> PROBLEM STATEMENT
Tally the lines in the data below in which the word "icon" occurs, then give only the total.

> Element data from apps and pages
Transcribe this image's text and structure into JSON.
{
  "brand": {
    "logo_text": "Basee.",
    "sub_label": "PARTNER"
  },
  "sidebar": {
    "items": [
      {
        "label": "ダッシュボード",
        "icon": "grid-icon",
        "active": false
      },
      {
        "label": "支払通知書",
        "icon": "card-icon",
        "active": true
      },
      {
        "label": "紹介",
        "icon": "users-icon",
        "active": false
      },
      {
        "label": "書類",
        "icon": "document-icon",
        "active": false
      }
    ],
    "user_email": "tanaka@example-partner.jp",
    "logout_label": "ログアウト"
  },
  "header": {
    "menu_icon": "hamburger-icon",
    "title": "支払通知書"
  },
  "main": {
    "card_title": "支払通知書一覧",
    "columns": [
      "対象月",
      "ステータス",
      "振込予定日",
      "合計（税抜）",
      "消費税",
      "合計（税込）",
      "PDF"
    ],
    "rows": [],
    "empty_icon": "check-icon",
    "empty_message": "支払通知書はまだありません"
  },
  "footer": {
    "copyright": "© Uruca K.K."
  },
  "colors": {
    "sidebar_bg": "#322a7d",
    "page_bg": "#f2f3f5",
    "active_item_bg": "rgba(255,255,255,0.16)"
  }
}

> ANSWER SECTION
6